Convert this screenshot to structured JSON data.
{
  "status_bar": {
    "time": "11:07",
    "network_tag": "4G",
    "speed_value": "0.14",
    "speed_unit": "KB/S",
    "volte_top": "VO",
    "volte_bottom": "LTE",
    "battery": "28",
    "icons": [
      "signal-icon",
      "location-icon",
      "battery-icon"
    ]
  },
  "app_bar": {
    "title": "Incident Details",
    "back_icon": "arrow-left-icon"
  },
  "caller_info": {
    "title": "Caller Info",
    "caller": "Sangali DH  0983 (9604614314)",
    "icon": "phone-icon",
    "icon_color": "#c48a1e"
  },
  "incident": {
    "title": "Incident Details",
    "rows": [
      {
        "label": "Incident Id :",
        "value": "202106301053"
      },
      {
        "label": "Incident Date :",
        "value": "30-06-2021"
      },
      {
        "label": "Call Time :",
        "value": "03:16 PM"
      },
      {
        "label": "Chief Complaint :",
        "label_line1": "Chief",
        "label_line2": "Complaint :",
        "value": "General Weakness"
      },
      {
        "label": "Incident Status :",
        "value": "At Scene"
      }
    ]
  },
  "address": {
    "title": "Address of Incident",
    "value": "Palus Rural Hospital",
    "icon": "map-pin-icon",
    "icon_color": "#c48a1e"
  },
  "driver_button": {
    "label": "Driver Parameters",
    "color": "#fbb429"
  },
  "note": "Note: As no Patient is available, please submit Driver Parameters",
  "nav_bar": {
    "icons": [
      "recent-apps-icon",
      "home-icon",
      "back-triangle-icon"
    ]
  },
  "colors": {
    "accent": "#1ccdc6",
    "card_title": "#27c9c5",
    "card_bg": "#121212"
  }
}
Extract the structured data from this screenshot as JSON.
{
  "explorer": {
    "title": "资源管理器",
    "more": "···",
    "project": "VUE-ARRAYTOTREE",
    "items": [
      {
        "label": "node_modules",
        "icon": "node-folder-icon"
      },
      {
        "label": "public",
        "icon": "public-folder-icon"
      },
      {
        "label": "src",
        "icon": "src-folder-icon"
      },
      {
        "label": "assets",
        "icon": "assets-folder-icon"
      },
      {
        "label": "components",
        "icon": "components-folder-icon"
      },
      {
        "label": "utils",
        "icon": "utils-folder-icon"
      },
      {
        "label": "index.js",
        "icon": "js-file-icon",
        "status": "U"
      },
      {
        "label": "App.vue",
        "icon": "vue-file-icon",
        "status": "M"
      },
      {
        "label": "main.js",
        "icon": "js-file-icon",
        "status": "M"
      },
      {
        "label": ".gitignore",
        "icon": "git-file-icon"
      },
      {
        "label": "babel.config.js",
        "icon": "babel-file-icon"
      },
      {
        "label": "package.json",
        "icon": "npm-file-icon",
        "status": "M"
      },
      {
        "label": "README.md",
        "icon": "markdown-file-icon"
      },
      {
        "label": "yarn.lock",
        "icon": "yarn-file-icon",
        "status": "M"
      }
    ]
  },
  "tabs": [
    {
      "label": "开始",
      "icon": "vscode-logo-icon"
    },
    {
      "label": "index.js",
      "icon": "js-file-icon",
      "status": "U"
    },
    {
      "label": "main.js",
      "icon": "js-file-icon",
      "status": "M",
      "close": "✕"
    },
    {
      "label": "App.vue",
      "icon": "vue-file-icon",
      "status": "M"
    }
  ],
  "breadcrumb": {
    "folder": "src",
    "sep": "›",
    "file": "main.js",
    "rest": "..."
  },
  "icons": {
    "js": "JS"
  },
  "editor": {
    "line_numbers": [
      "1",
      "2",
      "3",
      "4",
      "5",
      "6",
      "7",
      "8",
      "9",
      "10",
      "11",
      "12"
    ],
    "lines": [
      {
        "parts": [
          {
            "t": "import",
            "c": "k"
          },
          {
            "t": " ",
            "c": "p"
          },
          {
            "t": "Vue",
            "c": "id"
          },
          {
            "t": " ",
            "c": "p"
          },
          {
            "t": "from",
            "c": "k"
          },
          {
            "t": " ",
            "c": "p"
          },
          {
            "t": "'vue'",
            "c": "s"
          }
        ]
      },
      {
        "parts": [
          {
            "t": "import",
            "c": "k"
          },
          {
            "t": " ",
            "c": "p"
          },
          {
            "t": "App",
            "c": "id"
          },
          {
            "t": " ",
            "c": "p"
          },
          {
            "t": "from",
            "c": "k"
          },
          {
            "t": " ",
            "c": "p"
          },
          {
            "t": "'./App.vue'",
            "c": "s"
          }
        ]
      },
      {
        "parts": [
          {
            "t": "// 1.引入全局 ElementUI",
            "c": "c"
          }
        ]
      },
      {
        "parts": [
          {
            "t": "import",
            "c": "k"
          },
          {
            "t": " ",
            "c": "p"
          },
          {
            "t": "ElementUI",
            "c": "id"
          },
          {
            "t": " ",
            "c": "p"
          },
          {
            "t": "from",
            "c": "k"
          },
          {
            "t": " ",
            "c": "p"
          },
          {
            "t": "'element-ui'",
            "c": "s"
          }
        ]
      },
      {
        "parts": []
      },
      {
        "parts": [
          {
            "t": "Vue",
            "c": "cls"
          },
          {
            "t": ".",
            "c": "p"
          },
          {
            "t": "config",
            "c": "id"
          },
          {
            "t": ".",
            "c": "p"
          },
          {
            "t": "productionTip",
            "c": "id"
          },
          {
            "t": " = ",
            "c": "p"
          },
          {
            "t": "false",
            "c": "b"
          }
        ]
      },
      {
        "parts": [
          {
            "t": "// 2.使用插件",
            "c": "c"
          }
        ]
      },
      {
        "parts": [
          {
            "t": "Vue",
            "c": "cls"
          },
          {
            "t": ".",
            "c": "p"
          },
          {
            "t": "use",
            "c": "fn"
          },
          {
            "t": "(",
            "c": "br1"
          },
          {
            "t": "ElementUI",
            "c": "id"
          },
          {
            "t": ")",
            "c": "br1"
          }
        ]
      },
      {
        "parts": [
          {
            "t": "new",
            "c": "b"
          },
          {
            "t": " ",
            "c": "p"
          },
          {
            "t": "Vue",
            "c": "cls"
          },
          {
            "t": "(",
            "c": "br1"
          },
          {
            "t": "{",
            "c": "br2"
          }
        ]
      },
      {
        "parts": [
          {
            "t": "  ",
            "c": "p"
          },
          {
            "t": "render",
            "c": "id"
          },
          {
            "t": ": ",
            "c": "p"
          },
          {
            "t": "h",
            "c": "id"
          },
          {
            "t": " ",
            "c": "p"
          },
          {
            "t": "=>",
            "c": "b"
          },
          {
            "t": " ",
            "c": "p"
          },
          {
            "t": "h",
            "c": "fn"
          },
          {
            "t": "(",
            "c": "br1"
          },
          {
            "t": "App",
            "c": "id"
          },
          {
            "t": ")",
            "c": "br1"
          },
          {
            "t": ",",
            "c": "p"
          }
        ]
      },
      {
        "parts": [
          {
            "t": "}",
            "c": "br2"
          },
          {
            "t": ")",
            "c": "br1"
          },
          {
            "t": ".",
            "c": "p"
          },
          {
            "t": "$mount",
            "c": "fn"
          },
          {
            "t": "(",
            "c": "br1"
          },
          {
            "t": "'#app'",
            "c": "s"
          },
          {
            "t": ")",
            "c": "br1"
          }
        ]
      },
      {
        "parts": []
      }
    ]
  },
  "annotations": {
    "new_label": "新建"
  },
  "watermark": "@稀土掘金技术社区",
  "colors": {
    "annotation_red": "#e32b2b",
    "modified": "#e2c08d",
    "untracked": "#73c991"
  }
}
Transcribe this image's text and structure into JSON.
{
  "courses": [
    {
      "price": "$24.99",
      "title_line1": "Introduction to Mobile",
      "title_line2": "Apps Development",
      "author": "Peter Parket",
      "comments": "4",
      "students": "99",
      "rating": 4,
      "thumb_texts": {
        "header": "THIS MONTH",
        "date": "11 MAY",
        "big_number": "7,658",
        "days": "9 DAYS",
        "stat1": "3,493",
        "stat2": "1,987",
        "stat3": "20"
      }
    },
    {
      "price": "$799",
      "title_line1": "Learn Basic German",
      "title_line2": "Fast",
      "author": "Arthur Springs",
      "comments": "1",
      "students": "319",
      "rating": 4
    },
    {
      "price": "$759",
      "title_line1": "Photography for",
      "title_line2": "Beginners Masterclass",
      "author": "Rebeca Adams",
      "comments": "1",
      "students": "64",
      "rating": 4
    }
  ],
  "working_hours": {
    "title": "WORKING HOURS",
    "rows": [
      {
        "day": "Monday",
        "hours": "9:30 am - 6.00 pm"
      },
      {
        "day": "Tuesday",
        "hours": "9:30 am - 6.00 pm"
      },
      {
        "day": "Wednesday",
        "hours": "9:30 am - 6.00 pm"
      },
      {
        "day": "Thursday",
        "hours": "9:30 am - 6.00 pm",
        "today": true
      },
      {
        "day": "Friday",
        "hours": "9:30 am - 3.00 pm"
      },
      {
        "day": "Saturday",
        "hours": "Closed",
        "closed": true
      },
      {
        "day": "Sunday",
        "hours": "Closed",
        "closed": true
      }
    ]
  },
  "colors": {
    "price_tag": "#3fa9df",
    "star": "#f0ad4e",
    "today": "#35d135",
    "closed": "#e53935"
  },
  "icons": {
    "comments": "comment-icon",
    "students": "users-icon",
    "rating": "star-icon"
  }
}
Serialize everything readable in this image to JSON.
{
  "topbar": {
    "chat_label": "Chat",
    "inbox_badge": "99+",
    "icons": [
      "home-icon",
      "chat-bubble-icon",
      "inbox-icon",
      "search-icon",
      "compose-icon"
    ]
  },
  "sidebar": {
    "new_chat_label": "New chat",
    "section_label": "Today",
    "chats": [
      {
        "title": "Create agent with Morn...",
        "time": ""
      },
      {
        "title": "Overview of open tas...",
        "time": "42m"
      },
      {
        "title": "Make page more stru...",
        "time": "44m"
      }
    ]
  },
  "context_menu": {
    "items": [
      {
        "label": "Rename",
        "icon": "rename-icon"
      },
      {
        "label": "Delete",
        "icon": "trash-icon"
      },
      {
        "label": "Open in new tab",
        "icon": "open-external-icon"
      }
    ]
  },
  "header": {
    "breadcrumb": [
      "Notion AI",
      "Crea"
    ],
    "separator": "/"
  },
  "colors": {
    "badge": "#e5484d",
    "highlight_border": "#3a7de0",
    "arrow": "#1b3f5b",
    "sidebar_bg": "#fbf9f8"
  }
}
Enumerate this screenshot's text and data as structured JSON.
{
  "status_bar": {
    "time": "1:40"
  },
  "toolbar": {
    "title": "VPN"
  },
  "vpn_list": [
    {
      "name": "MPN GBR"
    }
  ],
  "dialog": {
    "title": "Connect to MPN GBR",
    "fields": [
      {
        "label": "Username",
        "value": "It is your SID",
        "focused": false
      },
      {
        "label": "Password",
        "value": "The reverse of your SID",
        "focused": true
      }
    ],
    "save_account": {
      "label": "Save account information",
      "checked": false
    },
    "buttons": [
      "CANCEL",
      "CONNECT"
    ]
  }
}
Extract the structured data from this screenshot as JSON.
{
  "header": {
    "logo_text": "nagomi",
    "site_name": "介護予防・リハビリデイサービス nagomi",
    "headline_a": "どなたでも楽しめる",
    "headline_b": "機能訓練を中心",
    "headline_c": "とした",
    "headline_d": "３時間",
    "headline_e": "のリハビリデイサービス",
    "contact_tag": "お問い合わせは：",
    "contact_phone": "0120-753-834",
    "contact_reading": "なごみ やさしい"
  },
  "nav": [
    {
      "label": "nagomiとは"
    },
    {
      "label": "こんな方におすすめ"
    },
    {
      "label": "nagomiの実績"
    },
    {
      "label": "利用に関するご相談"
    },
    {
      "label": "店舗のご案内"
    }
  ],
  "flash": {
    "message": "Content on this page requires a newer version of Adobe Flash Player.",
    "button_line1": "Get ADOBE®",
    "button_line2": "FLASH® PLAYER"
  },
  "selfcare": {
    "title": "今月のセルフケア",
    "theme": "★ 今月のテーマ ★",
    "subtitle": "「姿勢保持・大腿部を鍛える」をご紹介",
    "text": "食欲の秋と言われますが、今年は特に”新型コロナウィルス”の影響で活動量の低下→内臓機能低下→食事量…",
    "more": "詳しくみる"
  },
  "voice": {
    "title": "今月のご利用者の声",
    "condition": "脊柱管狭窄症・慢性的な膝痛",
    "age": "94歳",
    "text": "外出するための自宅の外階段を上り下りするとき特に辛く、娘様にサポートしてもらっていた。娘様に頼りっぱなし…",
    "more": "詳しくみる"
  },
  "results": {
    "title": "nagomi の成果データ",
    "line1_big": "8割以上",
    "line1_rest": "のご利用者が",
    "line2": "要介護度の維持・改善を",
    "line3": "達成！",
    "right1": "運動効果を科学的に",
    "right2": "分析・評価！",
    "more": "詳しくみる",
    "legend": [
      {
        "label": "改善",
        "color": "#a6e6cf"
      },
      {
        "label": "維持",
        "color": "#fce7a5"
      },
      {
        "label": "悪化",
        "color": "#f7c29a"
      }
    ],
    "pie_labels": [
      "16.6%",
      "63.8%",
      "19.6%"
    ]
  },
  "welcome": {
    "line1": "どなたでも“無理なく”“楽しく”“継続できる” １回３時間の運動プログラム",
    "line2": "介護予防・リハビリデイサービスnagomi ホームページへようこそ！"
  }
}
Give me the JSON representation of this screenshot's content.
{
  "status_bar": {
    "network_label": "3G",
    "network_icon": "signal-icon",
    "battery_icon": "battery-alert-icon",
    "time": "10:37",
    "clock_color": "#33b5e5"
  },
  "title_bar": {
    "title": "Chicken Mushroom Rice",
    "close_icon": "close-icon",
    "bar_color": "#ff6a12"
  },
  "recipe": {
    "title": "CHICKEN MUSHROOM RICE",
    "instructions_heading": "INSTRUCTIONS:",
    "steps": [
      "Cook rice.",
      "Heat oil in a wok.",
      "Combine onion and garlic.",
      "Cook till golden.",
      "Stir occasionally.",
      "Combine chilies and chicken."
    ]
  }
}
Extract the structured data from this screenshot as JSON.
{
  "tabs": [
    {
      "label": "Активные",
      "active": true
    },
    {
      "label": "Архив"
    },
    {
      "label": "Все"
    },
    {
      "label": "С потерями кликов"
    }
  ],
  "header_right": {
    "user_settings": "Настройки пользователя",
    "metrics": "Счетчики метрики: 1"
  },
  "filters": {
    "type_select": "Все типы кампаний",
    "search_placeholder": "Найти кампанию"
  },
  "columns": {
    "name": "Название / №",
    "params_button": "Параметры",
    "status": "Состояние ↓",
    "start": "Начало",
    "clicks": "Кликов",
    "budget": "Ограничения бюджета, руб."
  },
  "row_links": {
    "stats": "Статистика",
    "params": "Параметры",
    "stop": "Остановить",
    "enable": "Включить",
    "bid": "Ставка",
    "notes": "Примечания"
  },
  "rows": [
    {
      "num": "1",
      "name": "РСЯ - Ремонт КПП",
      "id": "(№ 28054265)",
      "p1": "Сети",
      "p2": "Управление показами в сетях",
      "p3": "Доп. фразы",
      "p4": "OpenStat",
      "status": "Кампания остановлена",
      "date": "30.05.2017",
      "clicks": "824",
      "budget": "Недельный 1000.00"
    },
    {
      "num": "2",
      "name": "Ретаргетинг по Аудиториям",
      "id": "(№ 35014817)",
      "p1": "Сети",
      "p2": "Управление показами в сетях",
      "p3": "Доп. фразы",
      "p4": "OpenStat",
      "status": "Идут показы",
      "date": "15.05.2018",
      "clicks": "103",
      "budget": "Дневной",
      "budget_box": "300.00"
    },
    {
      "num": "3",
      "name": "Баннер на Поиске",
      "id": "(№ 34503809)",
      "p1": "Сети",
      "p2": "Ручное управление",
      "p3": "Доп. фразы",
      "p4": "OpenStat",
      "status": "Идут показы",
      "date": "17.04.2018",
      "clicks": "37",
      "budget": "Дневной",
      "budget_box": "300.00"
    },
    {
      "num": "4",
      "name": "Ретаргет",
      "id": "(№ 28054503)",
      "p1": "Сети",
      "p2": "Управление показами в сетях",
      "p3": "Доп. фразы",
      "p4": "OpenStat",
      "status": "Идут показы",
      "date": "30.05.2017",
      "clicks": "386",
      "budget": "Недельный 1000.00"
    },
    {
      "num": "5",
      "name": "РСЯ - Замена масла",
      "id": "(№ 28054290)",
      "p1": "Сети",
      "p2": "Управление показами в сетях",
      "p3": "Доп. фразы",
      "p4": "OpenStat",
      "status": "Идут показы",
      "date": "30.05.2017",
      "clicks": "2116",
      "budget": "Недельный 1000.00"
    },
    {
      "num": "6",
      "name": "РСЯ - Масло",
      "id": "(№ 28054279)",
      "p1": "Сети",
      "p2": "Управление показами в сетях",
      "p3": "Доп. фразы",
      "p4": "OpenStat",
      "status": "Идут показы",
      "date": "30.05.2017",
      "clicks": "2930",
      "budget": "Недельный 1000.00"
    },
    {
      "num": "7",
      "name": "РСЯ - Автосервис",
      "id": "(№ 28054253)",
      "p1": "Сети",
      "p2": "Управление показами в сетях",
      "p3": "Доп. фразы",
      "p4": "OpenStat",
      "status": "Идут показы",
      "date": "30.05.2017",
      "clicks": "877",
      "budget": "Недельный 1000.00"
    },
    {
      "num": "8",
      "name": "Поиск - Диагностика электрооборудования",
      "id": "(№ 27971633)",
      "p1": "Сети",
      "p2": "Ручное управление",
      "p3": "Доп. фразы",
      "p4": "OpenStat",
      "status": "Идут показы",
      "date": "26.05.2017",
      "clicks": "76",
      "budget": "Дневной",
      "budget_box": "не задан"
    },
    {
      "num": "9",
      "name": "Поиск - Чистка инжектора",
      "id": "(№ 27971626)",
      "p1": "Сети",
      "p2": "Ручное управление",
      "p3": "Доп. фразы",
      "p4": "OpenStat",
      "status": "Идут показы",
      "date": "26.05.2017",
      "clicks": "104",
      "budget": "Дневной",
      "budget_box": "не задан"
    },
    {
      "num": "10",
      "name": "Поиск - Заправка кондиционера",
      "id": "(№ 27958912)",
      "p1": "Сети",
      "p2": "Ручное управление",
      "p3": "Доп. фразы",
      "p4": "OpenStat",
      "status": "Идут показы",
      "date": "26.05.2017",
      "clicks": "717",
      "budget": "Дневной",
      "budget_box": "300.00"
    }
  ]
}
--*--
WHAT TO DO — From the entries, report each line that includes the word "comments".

WRITTEN RESPONSE —
      "comments": "4",
      "comments": "1",
      "comments": "1",
    "comments": "comment-icon",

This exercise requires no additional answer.